- [Instructions for the task] The entries below are to be restated exactly, and their images are to be omitted.
-- Records for this exercise follows --
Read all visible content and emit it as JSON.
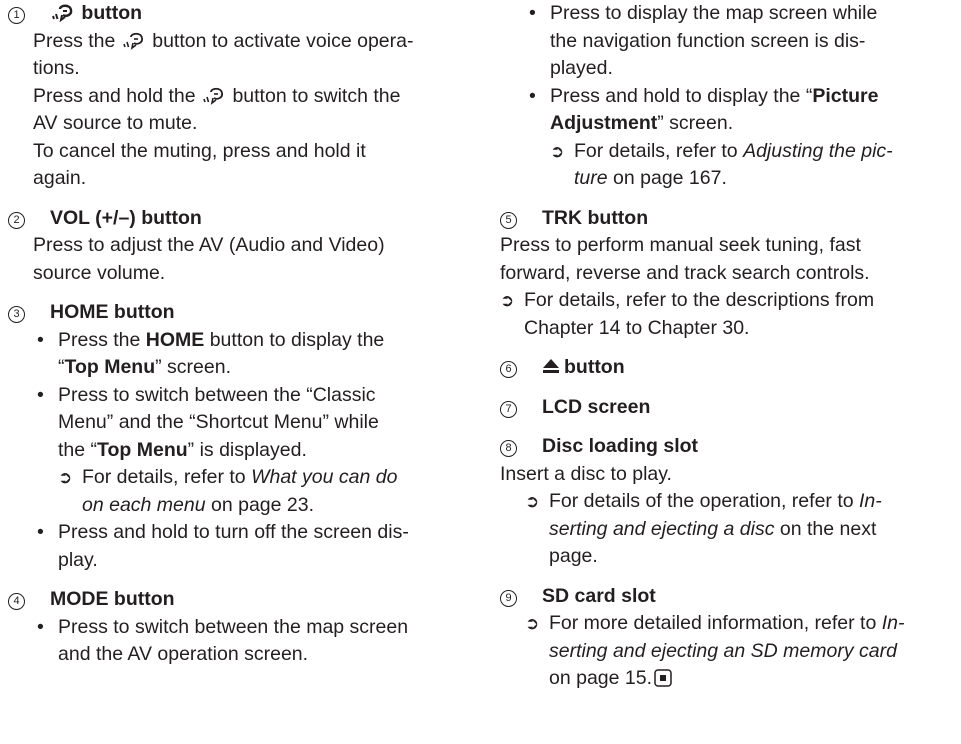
{
  "left": {
    "s1": {
      "num": "1",
      "title": "button",
      "p1_pre": "Press the",
      "p1_post": "button to activate voice opera-",
      "p1_cont": "tions.",
      "p2_pre": "Press and hold the",
      "p2_post": "button to switch the",
      "p2_cont": "AV source to mute.",
      "p3a": "To cancel the muting, press and hold it",
      "p3b": "again."
    },
    "s2": {
      "num": "2",
      "title": "VOL (+/–) button",
      "p1a": "Press to adjust the AV (Audio and Video)",
      "p1b": "source volume."
    },
    "s3": {
      "num": "3",
      "title": "HOME button",
      "b1_pre": "Press the ",
      "b1_bold": "HOME",
      "b1_post": " button to display the",
      "b1_l2_q1": "“",
      "b1_l2_bold": "Top Menu",
      "b1_l2_post": "” screen.",
      "b2_l1": "Press to switch between the “Classic",
      "b2_l2": "Menu” and the “Shortcut Menu” while",
      "b2_l3_pre": "the “",
      "b2_l3_bold": "Top Menu",
      "b2_l3_post": "” is displayed.",
      "ref_pre": "For details, refer to ",
      "ref_it1": "What you can do",
      "ref_it2": "on each menu",
      "ref_post": " on page 23.",
      "b3_l1": "Press and hold to turn off the screen dis-",
      "b3_l2": "play."
    },
    "s4": {
      "num": "4",
      "title": "MODE button",
      "b1_l1": "Press to switch between the map screen",
      "b1_l2": "and the AV operation screen."
    }
  },
  "right": {
    "cont": {
      "b1_l1": "Press to display the map screen while",
      "b1_l2": "the navigation function screen is dis-",
      "b1_l3": "played.",
      "b2_l1_pre": "Press and hold to display the “",
      "b2_l1_bold": "Picture",
      "b2_l2_bold": "Adjustment",
      "b2_l2_post": "” screen.",
      "ref_pre": "For details, refer to ",
      "ref_it1": "Adjusting the pic-",
      "ref_it2": "ture",
      "ref_post": " on page 167."
    },
    "s5": {
      "num": "5",
      "title": "TRK button",
      "p1a": "Press to perform manual seek tuning, fast",
      "p1b": "forward, reverse and track search controls.",
      "ref_l1": "For details, refer to the descriptions from",
      "ref_l2": "Chapter 14 to Chapter 30."
    },
    "s6": {
      "num": "6",
      "title": "button"
    },
    "s7": {
      "num": "7",
      "title": "LCD screen"
    },
    "s8": {
      "num": "8",
      "title": "Disc loading slot",
      "p1": "Insert a disc to play.",
      "ref_pre": "For details of the operation, refer to ",
      "ref_it1": "In-",
      "ref_it2": "serting and ejecting a disc",
      "ref_post2": " on the next",
      "ref_l3": "page."
    },
    "s9": {
      "num": "9",
      "title": "SD card slot",
      "ref_pre": "For more detailed information, refer to ",
      "ref_it1": "In-",
      "ref_it2": "serting and ejecting an SD memory card",
      "ref_l3": "on page 15."
    }
  },
  "glyphs": {
    "bullet": "•",
    "arrow": "➲"
  }
}
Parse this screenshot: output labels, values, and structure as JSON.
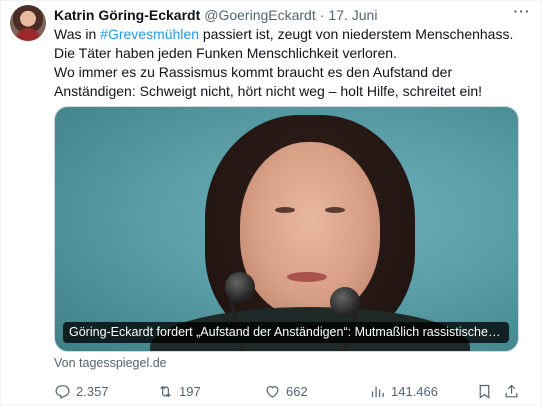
{
  "tweet": {
    "author_name": "Katrin Göring-Eckardt",
    "handle": "@GoeringEckardt",
    "separator": "·",
    "date": "17. Juni",
    "more_label": "···",
    "text": {
      "line1_prefix": "Was in ",
      "hashtag": "#Grevesmühlen",
      "line1_suffix": " passiert ist, zeugt von niederstem Menschenhass.",
      "line2": "Die Täter haben jeden Funken Menschlichkeit verloren.",
      "line3": "Wo immer es zu Rassismus kommt braucht es den Aufstand der",
      "line4": "Anständigen: Schweigt nicht, hört nicht weg – holt Hilfe, schreitet ein!"
    },
    "card": {
      "caption": "Göring-Eckardt fordert „Aufstand der Anständigen“: Mutmaßlich rassistische At...",
      "source": "Von tagesspiegel.de"
    },
    "actions": {
      "replies": "2.357",
      "retweets": "197",
      "likes": "662",
      "views": "141.466"
    },
    "colors": {
      "link": "#1d9bf0",
      "secondary_text": "#536471",
      "primary_text": "#0f1419"
    },
    "icons": [
      "reply-icon",
      "retweet-icon",
      "like-icon",
      "views-icon",
      "bookmark-icon",
      "share-icon",
      "more-icon"
    ]
  }
}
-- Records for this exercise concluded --
- [Exercise output]
Read all visible content and emit it as JSON.
{
  "left": {
    "s1": {
      "num": "1",
      "title": "button",
      "p1_pre": "Press the",
      "p1_post": "button to activate voice opera-",
      "p1_cont": "tions.",
      "p2_pre": "Press and hold the",
      "p2_post": "button to switch the",
      "p2_cont": "AV source to mute.",
      "p3a": "To cancel the muting, press and hold it",
      "p3b": "again."
    },
    "s2": {
      "num": "2",
      "title": "VOL (+/–) button",
      "p1a": "Press to adjust the AV (Audio and Video)",
      "p1b": "source volume."
    },
    "s3": {
      "num": "3",
      "title": "HOME button",
      "b1_pre": "Press the ",
      "b1_bold": "HOME",
      "b1_post": " button to display the",
      "b1_l2_q1": "“",
      "b1_l2_bold": "Top Menu",
      "b1_l2_post": "” screen.",
      "b2_l1": "Press to switch between the “Classic",
      "b2_l2": "Menu” and the “Shortcut Menu” while",
      "b2_l3_pre": "the “",
      "b2_l3_bold": "Top Menu",
      "b2_l3_post": "” is displayed.",
      "ref_pre": "For details, refer to ",
      "ref_it1": "What you can do",
      "ref_it2": "on each menu",
      "ref_post": " on page 23.",
      "b3_l1": "Press and hold to turn off the screen dis-",
      "b3_l2": "play."
    },
    "s4": {
      "num": "4",
      "title": "MODE button",
      "b1_l1": "Press to switch between the map screen",
      "b1_l2": "and the AV operation screen."
    }
  },
  "right": {
    "cont": {
      "b1_l1": "Press to display the map screen while",
      "b1_l2": "the navigation function screen is dis-",
      "b1_l3": "played.",
      "b2_l1_pre": "Press and hold to display the “",
      "b2_l1_bold": "Picture",
      "b2_l2_bold": "Adjustment",
      "b2_l2_post": "” screen.",
      "ref_pre": "For details, refer to ",
      "ref_it1": "Adjusting the pic-",
      "ref_it2": "ture",
      "ref_post": " on page 167."
    },
    "s5": {
      "num": "5",
      "title": "TRK button",
      "p1a": "Press to perform manual seek tuning, fast",
      "p1b": "forward, reverse and track search controls.",
      "ref_l1": "For details, refer to the descriptions from",
      "ref_l2": "Chapter 14 to Chapter 30."
    },
    "s6": {
      "num": "6",
      "title": "button"
    },
    "s7": {
      "num": "7",
      "title": "LCD screen"
    },
    "s8": {
      "num": "8",
      "title": "Disc loading slot",
      "p1": "Insert a disc to play.",
      "ref_pre": "For details of the operation, refer to ",
      "ref_it1": "In-",
      "ref_it2": "serting and ejecting a disc",
      "ref_post2": " on the next",
      "ref_l3": "page."
    },
    "s9": {
      "num": "9",
      "title": "SD card slot",
      "ref_pre": "For more detailed information, refer to ",
      "ref_it1": "In-",
      "ref_it2": "serting and ejecting an SD memory card",
      "ref_l3": "on page 15."
    }
  },
  "glyphs": {
    "bullet": "•",
    "arrow": "➲"
  }
}
Parse this screenshot: output labels, values, and structure as JSON.
{
  "tweet": {
    "author_name": "Katrin Göring-Eckardt",
    "handle": "@GoeringEckardt",
    "separator": "·",
    "date": "17. Juni",
    "more_label": "···",
    "text": {
      "line1_prefix": "Was in ",
      "hashtag": "#Grevesmühlen",
      "line1_suffix": " passiert ist, zeugt von niederstem Menschenhass.",
      "line2": "Die Täter haben jeden Funken Menschlichkeit verloren.",
      "line3": "Wo immer es zu Rassismus kommt braucht es den Aufstand der",
      "line4": "Anständigen: Schweigt nicht, hört nicht weg – holt Hilfe, schreitet ein!"
    },
    "card": {
      "caption": "Göring-Eckardt fordert „Aufstand der Anständigen“: Mutmaßlich rassistische At...",
      "source": "Von tagesspiegel.de"
    },
    "actions": {
      "replies": "2.357",
      "retweets": "197",
      "likes": "662",
      "views": "141.466"
    },
    "colors": {
      "link": "#1d9bf0",
      "secondary_text": "#536471",
      "primary_text": "#0f1419"
    },
    "icons": [
      "reply-icon",
      "retweet-icon",
      "like-icon",
      "views-icon",
      "bookmark-icon",
      "share-icon",
      "more-icon"
    ]
  }
}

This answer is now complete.